[Records from a collection]
################
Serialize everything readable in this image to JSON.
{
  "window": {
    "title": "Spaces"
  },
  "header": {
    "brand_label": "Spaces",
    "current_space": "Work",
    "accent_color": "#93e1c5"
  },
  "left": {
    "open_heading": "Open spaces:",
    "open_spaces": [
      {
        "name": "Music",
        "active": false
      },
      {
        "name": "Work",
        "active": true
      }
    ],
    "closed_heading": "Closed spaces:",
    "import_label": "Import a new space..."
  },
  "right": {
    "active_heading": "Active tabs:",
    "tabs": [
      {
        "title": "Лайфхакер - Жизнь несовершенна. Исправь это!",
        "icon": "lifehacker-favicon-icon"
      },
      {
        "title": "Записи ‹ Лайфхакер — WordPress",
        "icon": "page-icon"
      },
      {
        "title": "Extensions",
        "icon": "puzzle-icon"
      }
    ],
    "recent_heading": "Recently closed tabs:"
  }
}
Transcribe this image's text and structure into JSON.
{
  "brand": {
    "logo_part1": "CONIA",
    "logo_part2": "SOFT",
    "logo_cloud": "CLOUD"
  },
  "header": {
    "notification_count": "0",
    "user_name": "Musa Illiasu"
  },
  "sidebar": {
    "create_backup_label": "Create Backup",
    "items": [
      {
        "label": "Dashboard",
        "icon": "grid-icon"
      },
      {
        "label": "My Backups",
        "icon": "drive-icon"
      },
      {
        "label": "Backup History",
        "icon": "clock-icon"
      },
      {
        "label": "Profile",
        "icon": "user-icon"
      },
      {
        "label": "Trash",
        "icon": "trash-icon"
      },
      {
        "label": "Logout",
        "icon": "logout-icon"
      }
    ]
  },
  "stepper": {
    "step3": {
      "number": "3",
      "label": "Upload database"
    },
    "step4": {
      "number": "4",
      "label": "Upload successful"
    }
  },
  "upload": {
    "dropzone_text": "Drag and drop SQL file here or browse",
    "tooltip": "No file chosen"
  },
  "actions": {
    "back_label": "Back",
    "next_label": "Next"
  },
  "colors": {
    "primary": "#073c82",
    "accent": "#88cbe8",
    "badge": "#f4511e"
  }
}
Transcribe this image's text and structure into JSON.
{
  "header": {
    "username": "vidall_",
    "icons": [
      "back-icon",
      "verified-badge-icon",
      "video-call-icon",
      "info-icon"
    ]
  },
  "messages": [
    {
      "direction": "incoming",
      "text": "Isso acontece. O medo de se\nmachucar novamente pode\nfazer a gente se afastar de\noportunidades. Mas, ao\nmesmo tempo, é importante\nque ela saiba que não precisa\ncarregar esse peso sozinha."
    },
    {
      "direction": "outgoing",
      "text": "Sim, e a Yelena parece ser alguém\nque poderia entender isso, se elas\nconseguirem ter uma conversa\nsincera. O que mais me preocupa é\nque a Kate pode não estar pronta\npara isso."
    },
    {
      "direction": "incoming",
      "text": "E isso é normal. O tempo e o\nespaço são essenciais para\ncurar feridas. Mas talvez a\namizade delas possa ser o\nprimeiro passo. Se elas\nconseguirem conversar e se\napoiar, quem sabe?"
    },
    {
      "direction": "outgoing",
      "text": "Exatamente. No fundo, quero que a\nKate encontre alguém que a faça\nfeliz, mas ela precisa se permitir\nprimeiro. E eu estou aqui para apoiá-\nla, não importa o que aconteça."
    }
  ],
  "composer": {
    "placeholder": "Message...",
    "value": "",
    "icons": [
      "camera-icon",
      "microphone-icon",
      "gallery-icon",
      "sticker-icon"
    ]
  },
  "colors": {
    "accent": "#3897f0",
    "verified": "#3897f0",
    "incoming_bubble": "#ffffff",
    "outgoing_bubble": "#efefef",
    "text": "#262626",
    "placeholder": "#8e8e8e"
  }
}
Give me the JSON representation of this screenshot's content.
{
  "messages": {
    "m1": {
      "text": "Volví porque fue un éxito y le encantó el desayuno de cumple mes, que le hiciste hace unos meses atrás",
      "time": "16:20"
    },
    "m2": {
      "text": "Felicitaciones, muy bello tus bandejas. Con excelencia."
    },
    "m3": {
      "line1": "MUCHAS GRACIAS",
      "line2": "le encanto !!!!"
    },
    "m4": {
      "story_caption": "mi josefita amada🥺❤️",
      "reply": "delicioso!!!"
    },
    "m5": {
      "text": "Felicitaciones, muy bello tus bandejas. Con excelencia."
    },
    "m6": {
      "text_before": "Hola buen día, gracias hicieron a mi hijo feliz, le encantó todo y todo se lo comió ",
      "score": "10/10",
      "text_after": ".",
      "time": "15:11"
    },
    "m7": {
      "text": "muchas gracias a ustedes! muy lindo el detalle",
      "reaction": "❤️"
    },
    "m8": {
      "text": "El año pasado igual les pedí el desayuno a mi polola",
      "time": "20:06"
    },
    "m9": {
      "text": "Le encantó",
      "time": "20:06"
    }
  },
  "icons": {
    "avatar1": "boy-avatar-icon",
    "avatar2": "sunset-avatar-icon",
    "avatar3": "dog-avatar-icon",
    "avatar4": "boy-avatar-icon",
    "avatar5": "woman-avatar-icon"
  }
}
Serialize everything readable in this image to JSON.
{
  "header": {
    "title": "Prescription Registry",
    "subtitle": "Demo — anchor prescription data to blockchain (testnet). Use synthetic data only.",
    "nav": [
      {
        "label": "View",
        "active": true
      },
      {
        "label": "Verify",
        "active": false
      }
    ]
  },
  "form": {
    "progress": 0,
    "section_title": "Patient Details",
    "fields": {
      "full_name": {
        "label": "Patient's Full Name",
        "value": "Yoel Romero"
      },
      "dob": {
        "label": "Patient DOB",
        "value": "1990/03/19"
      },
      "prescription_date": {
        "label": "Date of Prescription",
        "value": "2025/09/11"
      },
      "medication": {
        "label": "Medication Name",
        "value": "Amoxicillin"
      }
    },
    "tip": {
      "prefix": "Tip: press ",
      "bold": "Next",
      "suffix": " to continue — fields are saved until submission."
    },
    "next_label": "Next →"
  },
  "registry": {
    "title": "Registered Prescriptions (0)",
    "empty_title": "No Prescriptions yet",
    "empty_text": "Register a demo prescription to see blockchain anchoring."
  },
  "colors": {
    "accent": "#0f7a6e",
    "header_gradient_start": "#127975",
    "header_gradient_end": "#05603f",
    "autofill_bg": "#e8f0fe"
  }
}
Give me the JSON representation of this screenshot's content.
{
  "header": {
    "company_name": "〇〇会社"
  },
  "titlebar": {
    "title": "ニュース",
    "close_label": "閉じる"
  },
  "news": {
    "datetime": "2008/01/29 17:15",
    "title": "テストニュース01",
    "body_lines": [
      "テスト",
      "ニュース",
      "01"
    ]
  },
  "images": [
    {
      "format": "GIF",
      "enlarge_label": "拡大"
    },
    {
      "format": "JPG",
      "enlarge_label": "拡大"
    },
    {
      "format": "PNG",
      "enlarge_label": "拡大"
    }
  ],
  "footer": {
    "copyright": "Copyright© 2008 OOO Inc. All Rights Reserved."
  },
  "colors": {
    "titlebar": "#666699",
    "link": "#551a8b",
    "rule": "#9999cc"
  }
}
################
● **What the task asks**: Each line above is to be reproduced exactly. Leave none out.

● **Solved problem**:
Serialize everything readable in this image to JSON.
{
  "window": {
    "title": "Spaces"
  },
  "header": {
    "brand_label": "Spaces",
    "current_space": "Work",
    "accent_color": "#93e1c5"
  },
  "left": {
    "open_heading": "Open spaces:",
    "open_spaces": [
      {
        "name": "Music",
        "active": false
      },
      {
        "name": "Work",
        "active": true
      }
    ],
    "closed_heading": "Closed spaces:",
    "import_label": "Import a new space..."
  },
  "right": {
    "active_heading": "Active tabs:",
    "tabs": [
      {
        "title": "Лайфхакер - Жизнь несовершенна. Исправь это!",
        "icon": "lifehacker-favicon-icon"
      },
      {
        "title": "Записи ‹ Лайфхакер — WordPress",
        "icon": "page-icon"
      },
      {
        "title": "Extensions",
        "icon": "puzzle-icon"
      }
    ],
    "recent_heading": "Recently closed tabs:"
  }
}
Transcribe this image's text and structure into JSON.
{
  "brand": {
    "logo_part1": "CONIA",
    "logo_part2": "SOFT",
    "logo_cloud": "CLOUD"
  },
  "header": {
    "notification_count": "0",
    "user_name": "Musa Illiasu"
  },
  "sidebar": {
    "create_backup_label": "Create Backup",
    "items": [
      {
        "label": "Dashboard",
        "icon": "grid-icon"
      },
      {
        "label": "My Backups",
        "icon": "drive-icon"
      },
      {
        "label": "Backup History",
        "icon": "clock-icon"
      },
      {
        "label": "Profile",
        "icon": "user-icon"
      },
      {
        "label": "Trash",
        "icon": "trash-icon"
      },
      {
        "label": "Logout",
        "icon": "logout-icon"
      }
    ]
  },
  "stepper": {
    "step3": {
      "number": "3",
      "label": "Upload database"
    },
    "step4": {
      "number": "4",
      "label": "Upload successful"
    }
  },
  "upload": {
    "dropzone_text": "Drag and drop SQL file here or browse",
    "tooltip": "No file chosen"
  },
  "actions": {
    "back_label": "Back",
    "next_label": "Next"
  },
  "colors": {
    "primary": "#073c82",
    "accent": "#88cbe8",
    "badge": "#f4511e"
  }
}
Transcribe this image's text and structure into JSON.
{
  "header": {
    "username": "vidall_",
    "icons": [
      "back-icon",
      "verified-badge-icon",
      "video-call-icon",
      "info-icon"
    ]
  },
  "messages": [
    {
      "direction": "incoming",
      "text": "Isso acontece. O medo de se\nmachucar novamente pode\nfazer a gente se afastar de\noportunidades. Mas, ao\nmesmo tempo, é importante\nque ela saiba que não precisa\ncarregar esse peso sozinha."
    },
    {
      "direction": "outgoing",
      "text": "Sim, e a Yelena parece ser alguém\nque poderia entender isso, se elas\nconseguirem ter uma conversa\nsincera. O que mais me preocupa é\nque a Kate pode não estar pronta\npara isso."
    },
    {
      "direction": "incoming",
      "text": "E isso é normal. O tempo e o\nespaço são essenciais para\ncurar feridas. Mas talvez a\namizade delas possa ser o\nprimeiro passo. Se elas\nconseguirem conversar e se\napoiar, quem sabe?"
    },
    {
      "direction": "outgoing",
      "text": "Exatamente. No fundo, quero que a\nKate encontre alguém que a faça\nfeliz, mas ela precisa se permitir\nprimeiro. E eu estou aqui para apoiá-\nla, não importa o que aconteça."
    }
  ],
  "composer": {
    "placeholder": "Message...",
    "value": "",
    "icons": [
      "camera-icon",
      "microphone-icon",
      "gallery-icon",
      "sticker-icon"
    ]
  },
  "colors": {
    "accent": "#3897f0",
    "verified": "#3897f0",
    "incoming_bubble": "#ffffff",
    "outgoing_bubble": "#efefef",
    "text": "#262626",
    "placeholder": "#8e8e8e"
  }
}
Give me the JSON representation of this screenshot's content.
{
  "messages": {
    "m1": {
      "text": "Volví porque fue un éxito y le encantó el desayuno de cumple mes, que le hiciste hace unos meses atrás",
      "time": "16:20"
    },
    "m2": {
      "text": "Felicitaciones, muy bello tus bandejas. Con excelencia."
    },
    "m3": {
      "line1": "MUCHAS GRACIAS",
      "line2": "le encanto !!!!"
    },
    "m4": {
      "story_caption": "mi josefita amada🥺❤️",
      "reply": "delicioso!!!"
    },
    "m5": {
      "text": "Felicitaciones, muy bello tus bandejas. Con excelencia."
    },
    "m6": {
      "text_before": "Hola buen día, gracias hicieron a mi hijo feliz, le encantó todo y todo se lo comió ",
      "score": "10/10",
      "text_after": ".",
      "time": "15:11"
    },
    "m7": {
      "text": "muchas gracias a ustedes! muy lindo el detalle",
      "reaction": "❤️"
    },
    "m8": {
      "text": "El año pasado igual les pedí el desayuno a mi polola",
      "time": "20:06"
    },
    "m9": {
      "text": "Le encantó",
      "time": "20:06"
    }
  },
  "icons": {
    "avatar1": "boy-avatar-icon",
    "avatar2": "sunset-avatar-icon",
    "avatar3": "dog-avatar-icon",
    "avatar4": "boy-avatar-icon",
    "avatar5": "woman-avatar-icon"
  }
}
Serialize everything readable in this image to JSON.
{
  "header": {
    "title": "Prescription Registry",
    "subtitle": "Demo — anchor prescription data to blockchain (testnet). Use synthetic data only.",
    "nav": [
      {
        "label": "View",
        "active": true
      },
      {
        "label": "Verify",
        "active": false
      }
    ]
  },
  "form": {
    "progress": 0,
    "section_title": "Patient Details",
    "fields": {
      "full_name": {
        "label": "Patient's Full Name",
        "value": "Yoel Romero"
      },
      "dob": {
        "label": "Patient DOB",
        "value": "1990/03/19"
      },
      "prescription_date": {
        "label": "Date of Prescription",
        "value": "2025/09/11"
      },
      "medication": {
        "label": "Medication Name",
        "value": "Amoxicillin"
      }
    },
    "tip": {
      "prefix": "Tip: press ",
      "bold": "Next",
      "suffix": " to continue — fields are saved until submission."
    },
    "next_label": "Next →"
  },
  "registry": {
    "title": "Registered Prescriptions (0)",
    "empty_title": "No Prescriptions yet",
    "empty_text": "Register a demo prescription to see blockchain anchoring."
  },
  "colors": {
    "accent": "#0f7a6e",
    "header_gradient_start": "#127975",
    "header_gradient_end": "#05603f",
    "autofill_bg": "#e8f0fe"
  }
}
Give me the JSON representation of this screenshot's content.
{
  "header": {
    "company_name": "〇〇会社"
  },
  "titlebar": {
    "title": "ニュース",
    "close_label": "閉じる"
  },
  "news": {
    "datetime": "2008/01/29 17:15",
    "title": "テストニュース01",
    "body_lines": [
      "テスト",
      "ニュース",
      "01"
    ]
  },
  "images": [
    {
      "format": "GIF",
      "enlarge_label": "拡大"
    },
    {
      "format": "JPG",
      "enlarge_label": "拡大"
    },
    {
      "format": "PNG",
      "enlarge_label": "拡大"
    }
  ],
  "footer": {
    "copyright": "Copyright© 2008 OOO Inc. All Rights Reserved."
  },
  "colors": {
    "titlebar": "#666699",
    "link": "#551a8b",
    "rule": "#9999cc"
  }
}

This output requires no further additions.